Problem to solve
Set down, in full, every record in the block.

=== The data ===

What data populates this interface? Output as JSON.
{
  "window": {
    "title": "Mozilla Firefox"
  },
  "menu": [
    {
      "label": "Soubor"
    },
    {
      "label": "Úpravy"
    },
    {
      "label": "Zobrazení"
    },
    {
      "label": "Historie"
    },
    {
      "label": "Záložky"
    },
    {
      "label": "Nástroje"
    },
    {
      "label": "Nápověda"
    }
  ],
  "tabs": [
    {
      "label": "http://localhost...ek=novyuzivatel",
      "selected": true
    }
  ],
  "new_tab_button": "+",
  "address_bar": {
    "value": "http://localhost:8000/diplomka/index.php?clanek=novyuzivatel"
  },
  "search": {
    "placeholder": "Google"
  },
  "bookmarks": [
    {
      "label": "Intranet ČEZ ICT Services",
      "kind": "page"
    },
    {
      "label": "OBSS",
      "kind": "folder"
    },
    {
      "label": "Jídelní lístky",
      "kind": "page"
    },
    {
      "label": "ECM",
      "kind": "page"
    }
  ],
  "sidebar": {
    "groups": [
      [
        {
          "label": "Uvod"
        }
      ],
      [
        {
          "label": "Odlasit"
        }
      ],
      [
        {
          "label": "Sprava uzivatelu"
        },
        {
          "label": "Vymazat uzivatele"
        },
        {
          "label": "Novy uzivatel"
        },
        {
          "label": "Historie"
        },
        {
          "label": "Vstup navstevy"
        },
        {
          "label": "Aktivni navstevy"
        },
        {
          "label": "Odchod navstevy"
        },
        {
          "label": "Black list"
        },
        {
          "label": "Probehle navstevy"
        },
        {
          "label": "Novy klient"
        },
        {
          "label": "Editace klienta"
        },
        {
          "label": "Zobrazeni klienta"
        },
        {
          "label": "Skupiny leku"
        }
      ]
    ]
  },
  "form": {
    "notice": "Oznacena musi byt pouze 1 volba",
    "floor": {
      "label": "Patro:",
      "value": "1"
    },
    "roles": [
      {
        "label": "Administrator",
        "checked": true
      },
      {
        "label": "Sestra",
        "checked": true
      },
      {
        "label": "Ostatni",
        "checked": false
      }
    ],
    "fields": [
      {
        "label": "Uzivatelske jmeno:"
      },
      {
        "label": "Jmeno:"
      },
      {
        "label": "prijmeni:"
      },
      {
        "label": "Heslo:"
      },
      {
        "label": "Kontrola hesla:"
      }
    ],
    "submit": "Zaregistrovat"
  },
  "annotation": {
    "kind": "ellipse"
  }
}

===

Result of this task
What data populates this interface? Output as JSON.
{
  "window": {
    "title": "Mozilla Firefox"
  },
  "menu": [
    {
      "label": "Soubor"
    },
    {
      "label": "Úpravy"
    },
    {
      "label": "Zobrazení"
    },
    {
      "label": "Historie"
    },
    {
      "label": "Záložky"
    },
    {
      "label": "Nástroje"
    },
    {
      "label": "Nápověda"
    }
  ],
  "tabs": [
    {
      "label": "http://localhost...ek=novyuzivatel",
      "selected": true
    }
  ],
  "new_tab_button": "+",
  "address_bar": {
    "value": "http://localhost:8000/diplomka/index.php?clanek=novyuzivatel"
  },
  "search": {
    "placeholder": "Google"
  },
  "bookmarks": [
    {
      "label": "Intranet ČEZ ICT Services",
      "kind": "page"
    },
    {
      "label": "OBSS",
      "kind": "folder"
    },
    {
      "label": "Jídelní lístky",
      "kind": "page"
    },
    {
      "label": "ECM",
      "kind": "page"
    }
  ],
  "sidebar": {
    "groups": [
      [
        {
          "label": "Uvod"
        }
      ],
      [
        {
          "label": "Odlasit"
        }
      ],
      [
        {
          "label": "Sprava uzivatelu"
        },
        {
          "label": "Vymazat uzivatele"
        },
        {
          "label": "Novy uzivatel"
        },
        {
          "label": "Historie"
        },
        {
          "label": "Vstup navstevy"
        },
        {
          "label": "Aktivni navstevy"
        },
        {
          "label": "Odchod navstevy"
        },
        {
          "label": "Black list"
        },
        {
          "label": "Probehle navstevy"
        },
        {
          "label": "Novy klient"
        },
        {
          "label": "Editace klienta"
        },
        {
          "label": "Zobrazeni klienta"
        },
        {
          "label": "Skupiny leku"
        }
      ]
    ]
  },
  "form": {
    "notice": "Oznacena musi byt pouze 1 volba",
    "floor": {
      "label": "Patro:",
      "value": "1"
    },
    "roles": [
      {
        "label": "Administrator",
        "checked": true
      },
      {
        "label": "Sestra",
        "checked": true
      },
      {
        "label": "Ostatni",
        "checked": false
      }
    ],
    "fields": [
      {
        "label": "Uzivatelske jmeno:"
      },
      {
        "label": "Jmeno:"
      },
      {
        "label": "prijmeni:"
      },
      {
        "label": "Heslo:"
      },
      {
        "label": "Kontrola hesla:"
      }
    ],
    "submit": "Zaregistrovat"
  },
  "annotation": {
    "kind": "ellipse"
  }
}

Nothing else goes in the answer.